Task to carry out> Filter the listing below, please, and copy only the lines with the word "hours".

◇ ◇ ◇ ◇ ◇

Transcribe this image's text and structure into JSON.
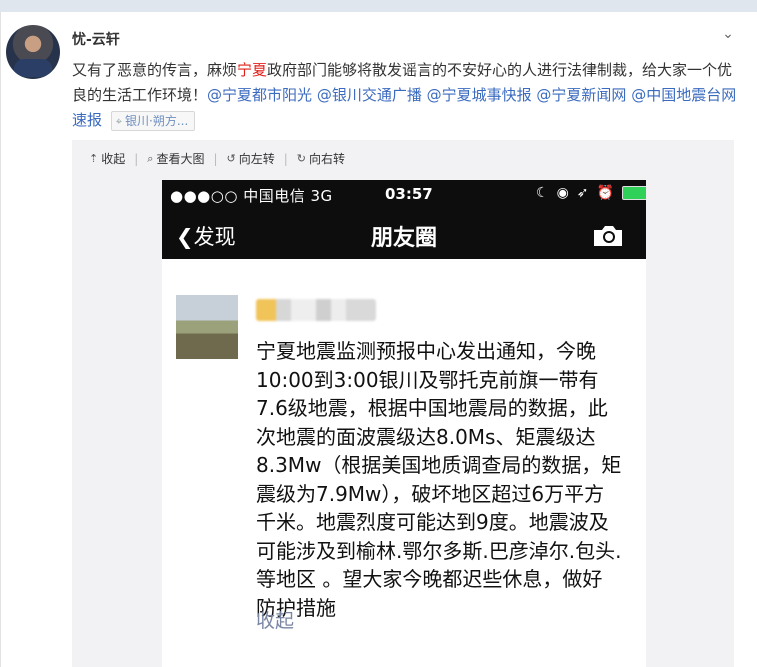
{
  "post": {
    "author": "忧-云轩",
    "text_segments": [
      {
        "text": "又有了恶意的传言，麻烦",
        "type": "text"
      },
      {
        "text": "宁夏",
        "type": "highlight"
      },
      {
        "text": "政府部门能够将散发谣言的不安好心的人进行法律制裁，给大家一个优良的生活工作环境！",
        "type": "text"
      },
      {
        "text": "@宁夏都市阳光",
        "type": "mention"
      },
      {
        "text": " ",
        "type": "text"
      },
      {
        "text": "@银川交通广播",
        "type": "mention"
      },
      {
        "text": " ",
        "type": "text"
      },
      {
        "text": "@宁夏城事快报",
        "type": "mention"
      },
      {
        "text": " ",
        "type": "text"
      },
      {
        "text": "@宁夏新闻网",
        "type": "mention"
      },
      {
        "text": " ",
        "type": "text"
      },
      {
        "text": "@中国地震台网速报",
        "type": "mention"
      }
    ],
    "location": "银川·朔方...",
    "expand_icon": "chevron-down-icon"
  },
  "media_toolbar": {
    "collapse": "收起",
    "view_large": "查看大图",
    "rotate_left": "向左转",
    "rotate_right": "向右转"
  },
  "screenshot": {
    "status": {
      "carrier": "●●●○○ 中国电信  3G",
      "time": "03:57"
    },
    "nav": {
      "back": "发现",
      "title": "朋友圈"
    },
    "moment": {
      "text": "宁夏地震监测预报中心发出通知，今晚10:00到3:00银川及鄂托克前旗一带有7.6级地震，根据中国地震局的数据，此次地震的面波震级达8.0Ms、矩震级达8.3Mw（根据美国地质调查局的数据，矩震级为7.9Mw），破坏地区超过6万平方千米。地震烈度可能达到9度。地震波及可能涉及到榆林.鄂尔多斯.巴彦淖尔.包头.等地区 。望大家今晚都迟些休息，做好防护措施",
      "collapse": "收起"
    }
  },
  "colors": {
    "accent_link": "#3b6bbf",
    "highlight_red": "#e0211b",
    "wechat_dark": "#0d0d0d"
  }
}
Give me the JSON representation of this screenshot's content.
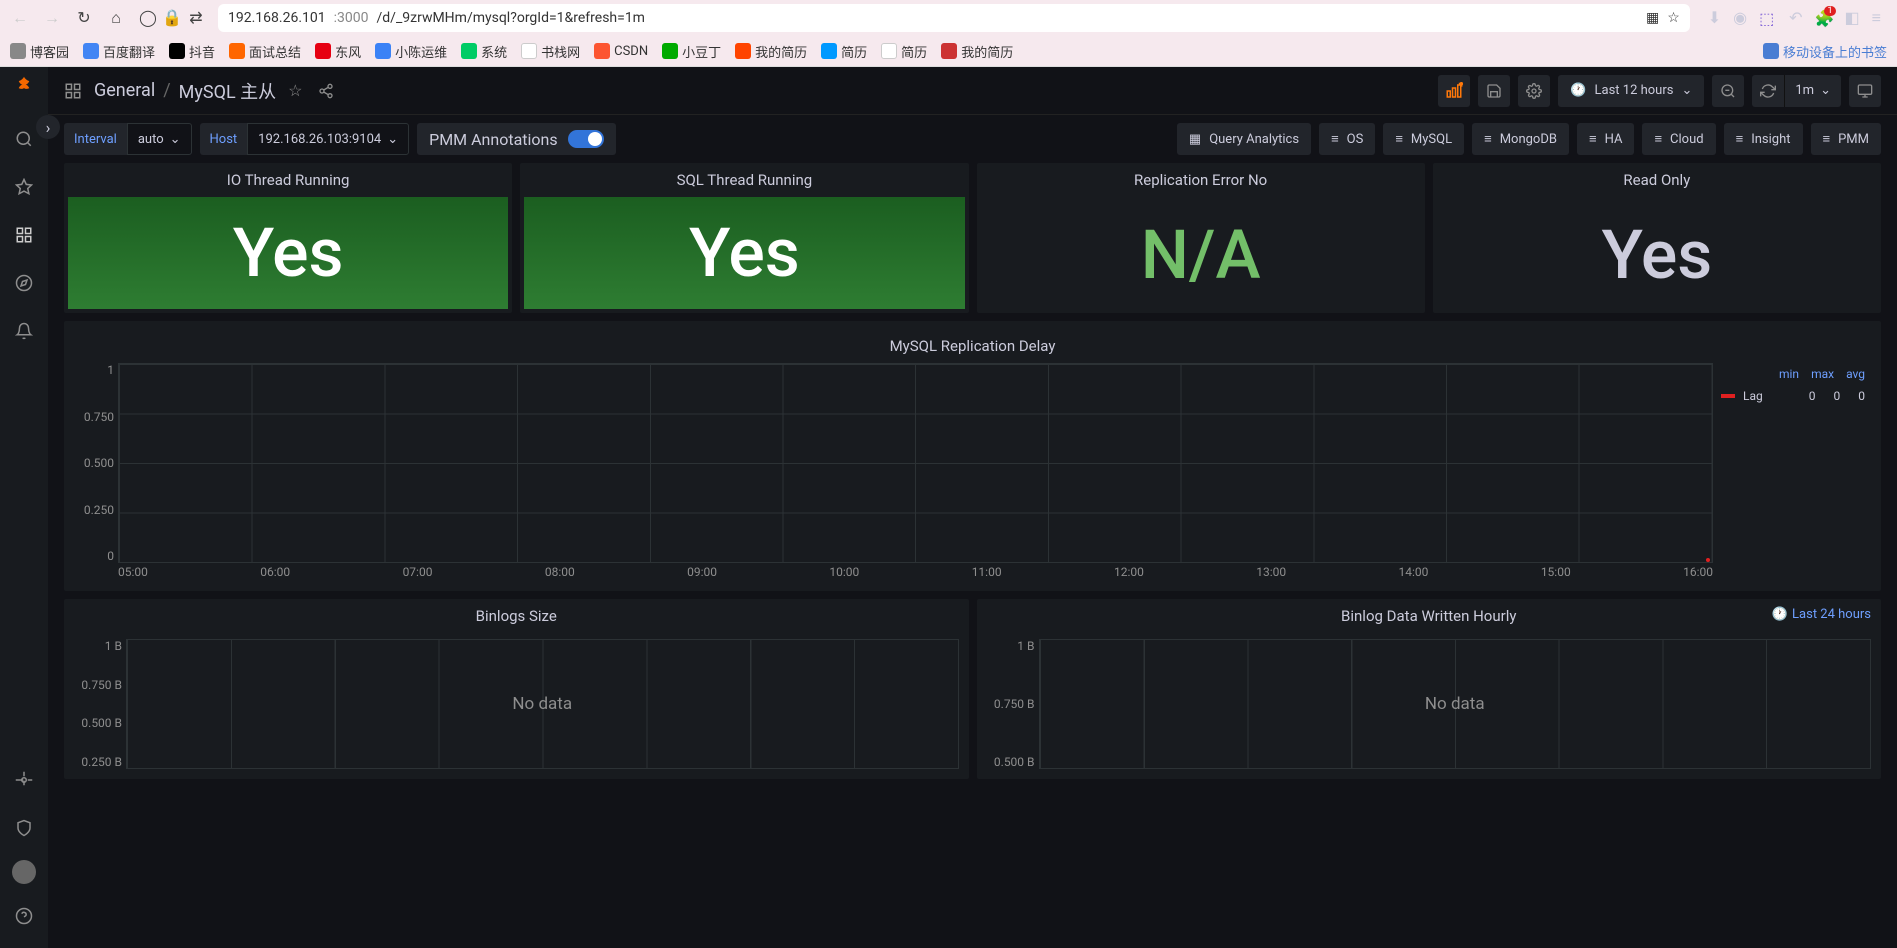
{
  "browser": {
    "url_host": "192.168.26.101",
    "url_port": ":3000",
    "url_path": "/d/_9zrwMHm/mysql?orgId=1&refresh=1m",
    "bookmarks": [
      "博客园",
      "百度翻译",
      "抖音",
      "面试总结",
      "东风",
      "小陈运维",
      "系统",
      "书栈网",
      "CSDN",
      "小豆丁",
      "我的简历",
      "简历",
      "简历",
      "我的简历"
    ],
    "bookmark_right": "移动设备上的书签",
    "ext_badge": "1"
  },
  "header": {
    "folder": "General",
    "page": "MySQL 主从",
    "time_label": "Last 12 hours",
    "refresh_rate": "1m"
  },
  "vars": {
    "interval_label": "Interval",
    "interval_value": "auto",
    "host_label": "Host",
    "host_value": "192.168.26.103:9104",
    "pmm_label": "PMM Annotations"
  },
  "links": [
    "Query Analytics",
    "OS",
    "MySQL",
    "MongoDB",
    "HA",
    "Cloud",
    "Insight",
    "PMM"
  ],
  "stats": [
    {
      "title": "IO Thread Running",
      "value": "Yes",
      "style": "green"
    },
    {
      "title": "SQL Thread Running",
      "value": "Yes",
      "style": "green"
    },
    {
      "title": "Replication Error No",
      "value": "N/A",
      "style": "na"
    },
    {
      "title": "Read Only",
      "value": "Yes",
      "style": "grey"
    }
  ],
  "chart_data": {
    "type": "line",
    "title": "MySQL Replication Delay",
    "categories": [
      "05:00",
      "06:00",
      "07:00",
      "08:00",
      "09:00",
      "10:00",
      "11:00",
      "12:00",
      "13:00",
      "14:00",
      "15:00",
      "16:00"
    ],
    "ylim": [
      0,
      1
    ],
    "yticks": [
      "1",
      "0.750",
      "0.500",
      "0.250",
      "0"
    ],
    "series": [
      {
        "name": "Lag",
        "values": [
          0,
          0,
          0,
          0,
          0,
          0,
          0,
          0,
          0,
          0,
          0,
          0
        ],
        "color": "#e02020"
      }
    ],
    "legend_cols": [
      "min",
      "max",
      "avg"
    ],
    "legend_vals": [
      "0",
      "0",
      "0"
    ]
  },
  "panels": {
    "binlogs": {
      "title": "Binlogs Size",
      "yticks": [
        "1 B",
        "0.750 B",
        "0.500 B",
        "0.250 B"
      ],
      "nodata": "No data"
    },
    "binlog_hourly": {
      "title": "Binlog Data Written Hourly",
      "yticks": [
        "1 B",
        "0.750 B",
        "0.500 B"
      ],
      "nodata": "No data",
      "corner": "Last 24 hours"
    }
  }
}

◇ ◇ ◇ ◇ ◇

Output below>
    "time_label": "Last 12 hours",
      "corner": "Last 24 hours"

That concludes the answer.